··· Data section
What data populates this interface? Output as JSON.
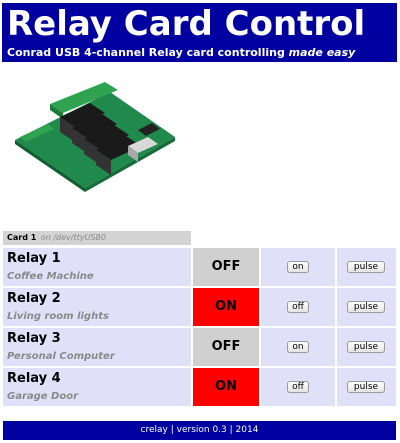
{
  "header": {
    "title": "Relay Card Control",
    "subtitle_main": "Conrad USB 4-channel Relay card controlling ",
    "subtitle_emphasis": "made easy"
  },
  "card": {
    "name": "Card 1",
    "device": "on /dev/ttyUSB0"
  },
  "relays": [
    {
      "name": "Relay 1",
      "description": "Coffee Machine",
      "state": "OFF",
      "toggle_label": "on",
      "pulse_label": "pulse"
    },
    {
      "name": "Relay 2",
      "description": "Living room lights",
      "state": "ON",
      "toggle_label": "off",
      "pulse_label": "pulse"
    },
    {
      "name": "Relay 3",
      "description": "Personal Computer",
      "state": "OFF",
      "toggle_label": "on",
      "pulse_label": "pulse"
    },
    {
      "name": "Relay 4",
      "description": "Garage Door",
      "state": "ON",
      "toggle_label": "off",
      "pulse_label": "pulse"
    }
  ],
  "colors": {
    "header_bg": "#0000a0",
    "state_on": "#ff0000",
    "state_off": "#d0d0d0",
    "row_bg": "#e0e0f8"
  },
  "footer": {
    "text": "crelay | version 0.3 | 2014"
  }
}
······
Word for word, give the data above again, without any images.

What data populates this interface? Output as JSON.
{
  "header": {
    "title": "Relay Card Control",
    "subtitle_main": "Conrad USB 4-channel Relay card controlling ",
    "subtitle_emphasis": "made easy"
  },
  "card": {
    "name": "Card 1",
    "device": "on /dev/ttyUSB0"
  },
  "relays": [
    {
      "name": "Relay 1",
      "description": "Coffee Machine",
      "state": "OFF",
      "toggle_label": "on",
      "pulse_label": "pulse"
    },
    {
      "name": "Relay 2",
      "description": "Living room lights",
      "state": "ON",
      "toggle_label": "off",
      "pulse_label": "pulse"
    },
    {
      "name": "Relay 3",
      "description": "Personal Computer",
      "state": "OFF",
      "toggle_label": "on",
      "pulse_label": "pulse"
    },
    {
      "name": "Relay 4",
      "description": "Garage Door",
      "state": "ON",
      "toggle_label": "off",
      "pulse_label": "pulse"
    }
  ],
  "colors": {
    "header_bg": "#0000a0",
    "state_on": "#ff0000",
    "state_off": "#d0d0d0",
    "row_bg": "#e0e0f8"
  },
  "footer": {
    "text": "crelay | version 0.3 | 2014"
  }
}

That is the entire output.